Assigned task>
Write out the records beneath this line exactly as they appear, minus any images.

Working data>
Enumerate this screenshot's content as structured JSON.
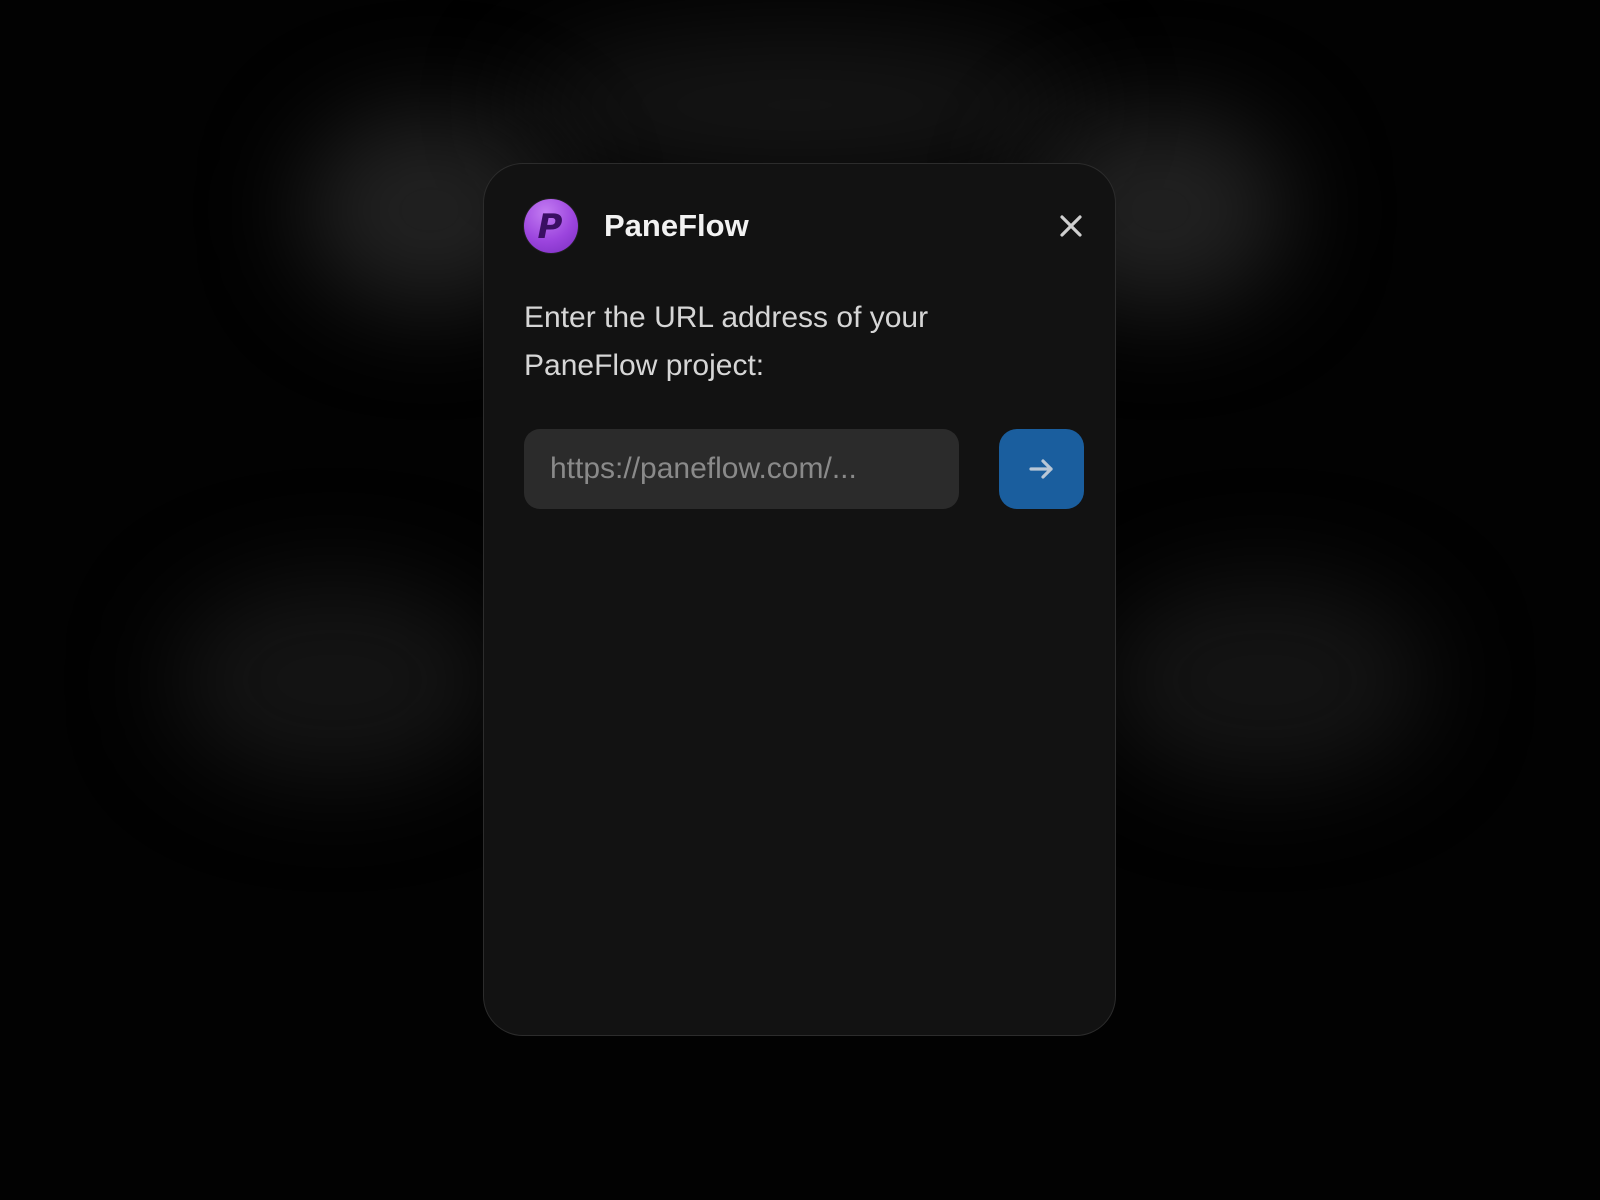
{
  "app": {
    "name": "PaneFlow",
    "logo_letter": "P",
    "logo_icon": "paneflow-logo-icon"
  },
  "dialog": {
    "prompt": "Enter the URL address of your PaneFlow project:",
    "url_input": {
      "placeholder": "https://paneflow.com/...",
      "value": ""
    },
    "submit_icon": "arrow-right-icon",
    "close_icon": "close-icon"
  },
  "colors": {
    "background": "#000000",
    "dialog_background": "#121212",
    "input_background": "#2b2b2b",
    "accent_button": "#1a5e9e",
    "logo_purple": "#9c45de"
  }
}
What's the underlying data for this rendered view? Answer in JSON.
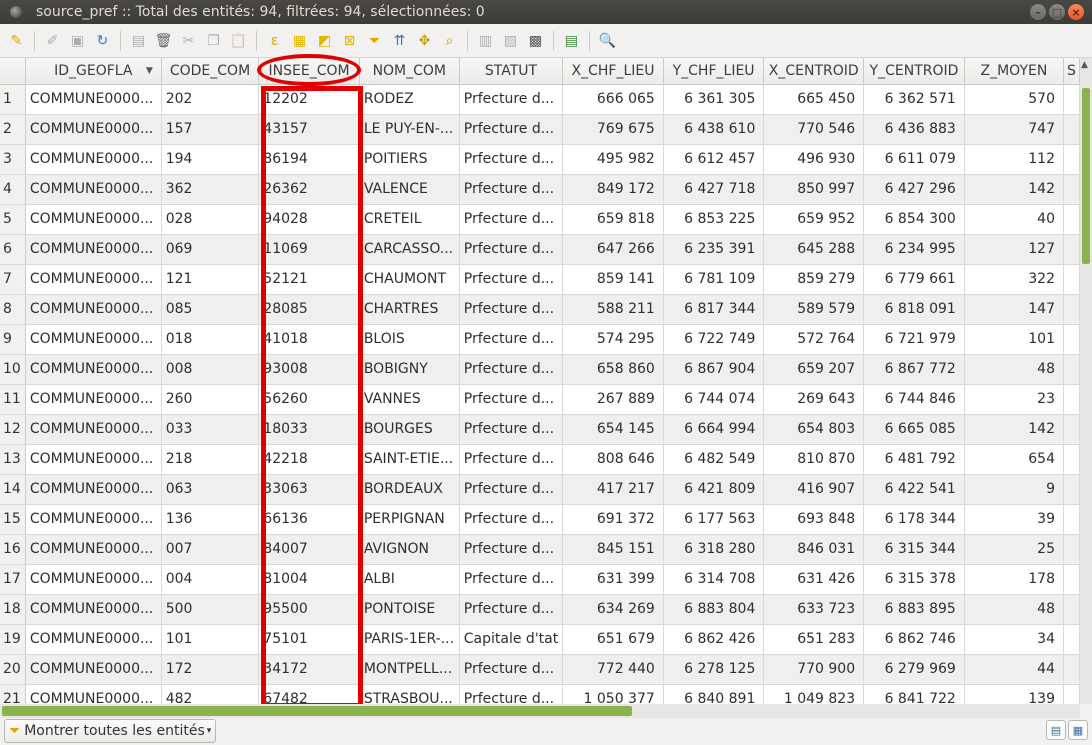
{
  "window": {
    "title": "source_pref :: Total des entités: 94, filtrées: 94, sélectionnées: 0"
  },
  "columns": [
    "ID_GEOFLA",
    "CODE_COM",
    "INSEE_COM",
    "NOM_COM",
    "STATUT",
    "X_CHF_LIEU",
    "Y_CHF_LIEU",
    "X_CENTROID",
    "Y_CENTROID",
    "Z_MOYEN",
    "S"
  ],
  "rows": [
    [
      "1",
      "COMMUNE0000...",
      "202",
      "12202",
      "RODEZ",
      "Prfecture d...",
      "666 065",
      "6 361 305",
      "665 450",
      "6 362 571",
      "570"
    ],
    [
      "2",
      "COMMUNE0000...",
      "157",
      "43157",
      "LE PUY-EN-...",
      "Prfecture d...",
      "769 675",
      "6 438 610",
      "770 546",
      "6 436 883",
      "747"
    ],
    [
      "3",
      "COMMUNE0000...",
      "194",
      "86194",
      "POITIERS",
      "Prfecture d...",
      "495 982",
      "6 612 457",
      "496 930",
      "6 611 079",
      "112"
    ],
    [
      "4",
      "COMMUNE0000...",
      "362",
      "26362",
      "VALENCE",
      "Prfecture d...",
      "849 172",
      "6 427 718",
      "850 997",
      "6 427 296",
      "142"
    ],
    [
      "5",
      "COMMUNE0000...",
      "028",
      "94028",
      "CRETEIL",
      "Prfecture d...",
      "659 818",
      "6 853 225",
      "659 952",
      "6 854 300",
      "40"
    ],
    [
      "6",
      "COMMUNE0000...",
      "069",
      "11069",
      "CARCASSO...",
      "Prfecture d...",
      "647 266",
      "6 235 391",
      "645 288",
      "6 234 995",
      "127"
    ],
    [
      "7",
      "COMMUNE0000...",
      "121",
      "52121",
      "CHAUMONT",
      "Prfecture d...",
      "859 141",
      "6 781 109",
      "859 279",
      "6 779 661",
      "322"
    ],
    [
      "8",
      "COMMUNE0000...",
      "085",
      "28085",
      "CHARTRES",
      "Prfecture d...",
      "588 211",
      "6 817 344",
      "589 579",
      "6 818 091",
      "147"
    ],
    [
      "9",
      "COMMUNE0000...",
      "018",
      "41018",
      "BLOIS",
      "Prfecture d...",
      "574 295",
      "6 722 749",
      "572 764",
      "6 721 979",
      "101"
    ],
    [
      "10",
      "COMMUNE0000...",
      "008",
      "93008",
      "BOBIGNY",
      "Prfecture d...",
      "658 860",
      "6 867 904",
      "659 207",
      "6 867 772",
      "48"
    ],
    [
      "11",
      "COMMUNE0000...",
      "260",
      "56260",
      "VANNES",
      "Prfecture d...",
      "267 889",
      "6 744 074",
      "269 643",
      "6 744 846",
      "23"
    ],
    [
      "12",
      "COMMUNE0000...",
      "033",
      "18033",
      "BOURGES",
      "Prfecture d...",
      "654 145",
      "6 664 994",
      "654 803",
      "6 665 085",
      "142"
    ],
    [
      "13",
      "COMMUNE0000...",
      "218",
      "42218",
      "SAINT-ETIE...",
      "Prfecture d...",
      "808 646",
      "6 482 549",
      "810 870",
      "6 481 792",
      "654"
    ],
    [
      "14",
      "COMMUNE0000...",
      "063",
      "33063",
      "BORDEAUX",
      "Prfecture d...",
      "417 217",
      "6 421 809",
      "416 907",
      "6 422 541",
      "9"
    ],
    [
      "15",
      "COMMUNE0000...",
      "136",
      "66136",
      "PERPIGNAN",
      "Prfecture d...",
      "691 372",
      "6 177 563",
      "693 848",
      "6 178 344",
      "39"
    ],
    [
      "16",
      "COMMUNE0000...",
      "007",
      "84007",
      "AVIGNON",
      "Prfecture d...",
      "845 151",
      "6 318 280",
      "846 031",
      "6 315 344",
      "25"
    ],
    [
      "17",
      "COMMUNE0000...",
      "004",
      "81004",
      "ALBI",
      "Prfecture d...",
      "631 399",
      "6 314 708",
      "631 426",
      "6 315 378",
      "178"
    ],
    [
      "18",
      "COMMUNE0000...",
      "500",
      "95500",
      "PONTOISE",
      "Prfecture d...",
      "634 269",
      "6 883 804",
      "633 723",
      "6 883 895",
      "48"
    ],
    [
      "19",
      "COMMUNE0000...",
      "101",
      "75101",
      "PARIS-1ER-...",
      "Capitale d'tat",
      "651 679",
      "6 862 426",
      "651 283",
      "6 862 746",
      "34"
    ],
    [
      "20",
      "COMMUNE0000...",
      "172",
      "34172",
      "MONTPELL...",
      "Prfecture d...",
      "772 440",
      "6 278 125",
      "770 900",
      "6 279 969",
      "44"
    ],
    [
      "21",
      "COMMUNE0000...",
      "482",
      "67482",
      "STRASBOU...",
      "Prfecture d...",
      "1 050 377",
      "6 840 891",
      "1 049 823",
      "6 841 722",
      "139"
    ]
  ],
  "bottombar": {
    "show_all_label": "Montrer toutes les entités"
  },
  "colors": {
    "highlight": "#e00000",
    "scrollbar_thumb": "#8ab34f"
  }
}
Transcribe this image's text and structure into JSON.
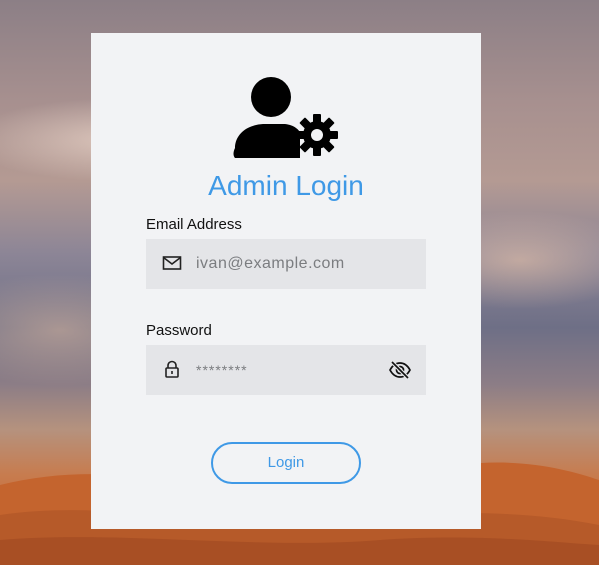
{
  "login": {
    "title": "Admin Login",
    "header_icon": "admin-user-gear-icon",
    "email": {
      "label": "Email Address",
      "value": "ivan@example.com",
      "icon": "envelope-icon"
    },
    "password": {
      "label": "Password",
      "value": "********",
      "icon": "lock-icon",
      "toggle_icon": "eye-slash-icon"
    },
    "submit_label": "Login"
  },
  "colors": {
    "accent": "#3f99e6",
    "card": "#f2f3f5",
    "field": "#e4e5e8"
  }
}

Result of this exercise>
Enumerate this screenshot's content as structured JSON.
{
  "app": {
    "name": "PaneFlow",
    "logo_letter": "P",
    "logo_icon": "paneflow-logo-icon"
  },
  "dialog": {
    "prompt": "Enter the URL address of your PaneFlow project:",
    "url_input": {
      "placeholder": "https://paneflow.com/...",
      "value": ""
    },
    "submit_icon": "arrow-right-icon",
    "close_icon": "close-icon"
  },
  "colors": {
    "background": "#000000",
    "dialog_background": "#121212",
    "input_background": "#2b2b2b",
    "accent_button": "#1a5e9e",
    "logo_purple": "#9c45de"
  }
}
What's the underlying data for this rendered view? Answer in JSON.
{
  "window": {
    "title": "source_pref :: Total des entités: 94, filtrées: 94, sélectionnées: 0"
  },
  "columns": [
    "ID_GEOFLA",
    "CODE_COM",
    "INSEE_COM",
    "NOM_COM",
    "STATUT",
    "X_CHF_LIEU",
    "Y_CHF_LIEU",
    "X_CENTROID",
    "Y_CENTROID",
    "Z_MOYEN",
    "S"
  ],
  "rows": [
    [
      "1",
      "COMMUNE0000...",
      "202",
      "12202",
      "RODEZ",
      "Prfecture d...",
      "666 065",
      "6 361 305",
      "665 450",
      "6 362 571",
      "570"
    ],
    [
      "2",
      "COMMUNE0000...",
      "157",
      "43157",
      "LE PUY-EN-...",
      "Prfecture d...",
      "769 675",
      "6 438 610",
      "770 546",
      "6 436 883",
      "747"
    ],
    [
      "3",
      "COMMUNE0000...",
      "194",
      "86194",
      "POITIERS",
      "Prfecture d...",
      "495 982",
      "6 612 457",
      "496 930",
      "6 611 079",
      "112"
    ],
    [
      "4",
      "COMMUNE0000...",
      "362",
      "26362",
      "VALENCE",
      "Prfecture d...",
      "849 172",
      "6 427 718",
      "850 997",
      "6 427 296",
      "142"
    ],
    [
      "5",
      "COMMUNE0000...",
      "028",
      "94028",
      "CRETEIL",
      "Prfecture d...",
      "659 818",
      "6 853 225",
      "659 952",
      "6 854 300",
      "40"
    ],
    [
      "6",
      "COMMUNE0000...",
      "069",
      "11069",
      "CARCASSO...",
      "Prfecture d...",
      "647 266",
      "6 235 391",
      "645 288",
      "6 234 995",
      "127"
    ],
    [
      "7",
      "COMMUNE0000...",
      "121",
      "52121",
      "CHAUMONT",
      "Prfecture d...",
      "859 141",
      "6 781 109",
      "859 279",
      "6 779 661",
      "322"
    ],
    [
      "8",
      "COMMUNE0000...",
      "085",
      "28085",
      "CHARTRES",
      "Prfecture d...",
      "588 211",
      "6 817 344",
      "589 579",
      "6 818 091",
      "147"
    ],
    [
      "9",
      "COMMUNE0000...",
      "018",
      "41018",
      "BLOIS",
      "Prfecture d...",
      "574 295",
      "6 722 749",
      "572 764",
      "6 721 979",
      "101"
    ],
    [
      "10",
      "COMMUNE0000...",
      "008",
      "93008",
      "BOBIGNY",
      "Prfecture d...",
      "658 860",
      "6 867 904",
      "659 207",
      "6 867 772",
      "48"
    ],
    [
      "11",
      "COMMUNE0000...",
      "260",
      "56260",
      "VANNES",
      "Prfecture d...",
      "267 889",
      "6 744 074",
      "269 643",
      "6 744 846",
      "23"
    ],
    [
      "12",
      "COMMUNE0000...",
      "033",
      "18033",
      "BOURGES",
      "Prfecture d...",
      "654 145",
      "6 664 994",
      "654 803",
      "6 665 085",
      "142"
    ],
    [
      "13",
      "COMMUNE0000...",
      "218",
      "42218",
      "SAINT-ETIE...",
      "Prfecture d...",
      "808 646",
      "6 482 549",
      "810 870",
      "6 481 792",
      "654"
    ],
    [
      "14",
      "COMMUNE0000...",
      "063",
      "33063",
      "BORDEAUX",
      "Prfecture d...",
      "417 217",
      "6 421 809",
      "416 907",
      "6 422 541",
      "9"
    ],
    [
      "15",
      "COMMUNE0000...",
      "136",
      "66136",
      "PERPIGNAN",
      "Prfecture d...",
      "691 372",
      "6 177 563",
      "693 848",
      "6 178 344",
      "39"
    ],
    [
      "16",
      "COMMUNE0000...",
      "007",
      "84007",
      "AVIGNON",
      "Prfecture d...",
      "845 151",
      "6 318 280",
      "846 031",
      "6 315 344",
      "25"
    ],
    [
      "17",
      "COMMUNE0000...",
      "004",
      "81004",
      "ALBI",
      "Prfecture d...",
      "631 399",
      "6 314 708",
      "631 426",
      "6 315 378",
      "178"
    ],
    [
      "18",
      "COMMUNE0000...",
      "500",
      "95500",
      "PONTOISE",
      "Prfecture d...",
      "634 269",
      "6 883 804",
      "633 723",
      "6 883 895",
      "48"
    ],
    [
      "19",
      "COMMUNE0000...",
      "101",
      "75101",
      "PARIS-1ER-...",
      "Capitale d'tat",
      "651 679",
      "6 862 426",
      "651 283",
      "6 862 746",
      "34"
    ],
    [
      "20",
      "COMMUNE0000...",
      "172",
      "34172",
      "MONTPELL...",
      "Prfecture d...",
      "772 440",
      "6 278 125",
      "770 900",
      "6 279 969",
      "44"
    ],
    [
      "21",
      "COMMUNE0000...",
      "482",
      "67482",
      "STRASBOU...",
      "Prfecture d...",
      "1 050 377",
      "6 840 891",
      "1 049 823",
      "6 841 722",
      "139"
    ]
  ],
  "bottombar": {
    "show_all_label": "Montrer toutes les entités"
  },
  "colors": {
    "highlight": "#e00000",
    "scrollbar_thumb": "#8ab34f"
  }
}
Transcribe this image's text and structure into JSON.
{
  "login": {
    "title": "Admin Login",
    "header_icon": "admin-user-gear-icon",
    "email": {
      "label": "Email Address",
      "value": "ivan@example.com",
      "icon": "envelope-icon"
    },
    "password": {
      "label": "Password",
      "value": "********",
      "icon": "lock-icon",
      "toggle_icon": "eye-slash-icon"
    },
    "submit_label": "Login"
  },
  "colors": {
    "accent": "#3f99e6",
    "card": "#f2f3f5",
    "field": "#e4e5e8"
  }
}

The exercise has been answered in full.